In a tense discussion Wednesday, the Academic Senate grappled with a budget for math and English classes in the aftermath of Assembly Bill 705, a bill that eliminates the majority of remedial math and English classes.
The senate formed a Tutorial Advisory Committee to re-allocate funding towards tutoring for the impacted classes. Because AB 705 made remedial classes obsolete, students who are under-prepared in math and English will likely rely on tutoring more heavily. The classes affected include English, English skills, English as a Second Language (ESL) and Math.
“I’m really concerned about the impact for math and English,” said Ruth Morales, senate representative for social sciences.
The committee presented the senate with a draft of the tutoring budget for the 2019-20 academic year. The budget stated that the funds would be allocated proportionally to the 2018-19 year, despite the extra money in the budget and the new implementation of AB 705.
The senate agreed to record the number of students utilizing the tutoring center to determine the amount of money needed to fund it.
Gwyer Schuyler, senate representative for the educational support division, addressed the closure of the college’s Express to Success Program and the additional funds the closure will bring.
“If we have extra funds, partly because of the dismantling of ESP, shouldn’t we give it to English and Math?” Schuyler asked. “Before I vote, I would like for faculty to look at it.”
As the meeting went over time, the senate needed to come to a conclusion as TAC is not meeting before the senate’s next meeting.
“We have a pod of money for the tutoring and we have to decide how to spend it,” Academic Senate President Patricia Stark said. “This is the last meeting and we cannot bring this back to TAC.”
After being asked for more information and why it had to go through TAC, Stark clarified.
“There really are two proposals on the table right now,” she said. “One is complete proportionality, and one is proportionality without the additional SEA money.”
Stark continued by saying that the senators can bring back both ideas back to their division or the senate can elevate one over the other and talk about it in the next meeting.

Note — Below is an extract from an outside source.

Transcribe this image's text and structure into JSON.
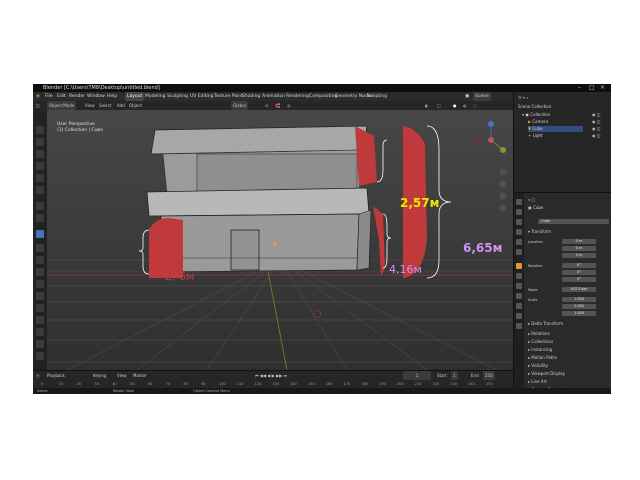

Members of the meeting noticed that the proposal is moving fast, continued by Stark, being a liaison for the committee, saying that TAC is trying to come up with something that is “fair to many people as possible but still addressing those highest need areas.”
“I think we already identified the classes in need, large class size with low passing rates,” said Russell Granger, representative of the technology department. “It was kind of a no-brainer.”
Stark added that TAC is only an advisory committee for the senate and that “the senate can do whatever they want.”
The motion was moved although some members opposed because they wanted to see more information. The discussion will continue next meeting adding more numbers for the senate.
The Academic Senate will prepare for its last meeting of the semester May 1.